Directional topography is often used in cell alignment. This thesis explores the influences of directional topography and topography-aligned differentiated myoblasts in combination with endothelial cells in triggering capillary network formation for tissue engineering of skeletal muscle. Directional topography gradients were used to study the optimum alignment of differentiated myoblasts i.e., myotubes. It was shown that human myoblasts aligned and differentiated irrespective of the topography section. Subsequently, endothelial cells (ECs) were added to the same directional topographic systems, showing that ECs formed unstable sprouting networks that aggregated on the smaller topographies and flat parts whereas ECs themselves aligned on the larger topographies. In addition, different coatings were investigated, such as gelatin, fibronectin, and instructive adipose tissue-derived stromal cell (ASC). We identified that the ASC coating stabilized newly the formed sprouting networks. In addition, we tested the hypothesis that “topography-driven aligned human myotubes promote and support vascular network formation as a prelude to in vitro engineered vascularized skeletal muscle”. As a result, we showed that pre-aligned myotubes support early network sprouting of microvascular endothelial cells by providing collagen fibers and laminin but require accessory cells such as pericytes to complete the vascularization process in vitro. In conclusion, our results showed that aligned topography has a tremendous impact on myotube development and endothelial cell guidance. Topographical cues can be stronger than chemical cues and need further study and consideration in tissue engineering of skeletal muscle.

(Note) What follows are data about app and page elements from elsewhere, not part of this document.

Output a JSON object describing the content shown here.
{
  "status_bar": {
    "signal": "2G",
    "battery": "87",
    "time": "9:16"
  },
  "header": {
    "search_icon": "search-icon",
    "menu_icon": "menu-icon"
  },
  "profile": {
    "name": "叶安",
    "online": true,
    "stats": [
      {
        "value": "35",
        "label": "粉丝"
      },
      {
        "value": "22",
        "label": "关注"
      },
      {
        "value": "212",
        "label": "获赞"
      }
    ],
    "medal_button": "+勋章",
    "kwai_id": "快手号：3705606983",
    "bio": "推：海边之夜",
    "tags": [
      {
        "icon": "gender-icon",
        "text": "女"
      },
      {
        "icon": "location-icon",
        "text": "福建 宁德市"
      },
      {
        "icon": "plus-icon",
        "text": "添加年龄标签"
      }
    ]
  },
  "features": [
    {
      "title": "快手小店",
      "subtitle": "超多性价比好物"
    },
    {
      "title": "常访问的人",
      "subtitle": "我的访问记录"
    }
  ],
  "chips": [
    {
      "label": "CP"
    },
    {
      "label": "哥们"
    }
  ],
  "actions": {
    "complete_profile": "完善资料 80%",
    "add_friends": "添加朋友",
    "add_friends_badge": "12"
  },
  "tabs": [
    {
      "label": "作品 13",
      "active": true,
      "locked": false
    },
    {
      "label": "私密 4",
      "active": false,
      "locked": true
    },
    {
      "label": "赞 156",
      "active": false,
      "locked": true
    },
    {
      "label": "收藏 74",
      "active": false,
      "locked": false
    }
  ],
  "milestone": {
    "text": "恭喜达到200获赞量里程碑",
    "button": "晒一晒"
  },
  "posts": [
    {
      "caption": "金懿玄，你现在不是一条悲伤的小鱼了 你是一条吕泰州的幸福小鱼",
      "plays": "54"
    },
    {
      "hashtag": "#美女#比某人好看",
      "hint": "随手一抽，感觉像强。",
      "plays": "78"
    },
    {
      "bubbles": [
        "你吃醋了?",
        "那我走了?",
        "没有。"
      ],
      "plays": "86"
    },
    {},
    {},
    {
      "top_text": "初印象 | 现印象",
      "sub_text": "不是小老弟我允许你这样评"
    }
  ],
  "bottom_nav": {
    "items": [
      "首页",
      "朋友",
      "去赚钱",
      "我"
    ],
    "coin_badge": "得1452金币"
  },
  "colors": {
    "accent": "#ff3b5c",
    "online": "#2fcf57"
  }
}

|Qualification||Doctor of Philosophy|
|Place of Publication||[Groningen]|
|Publication status||Published - 2020|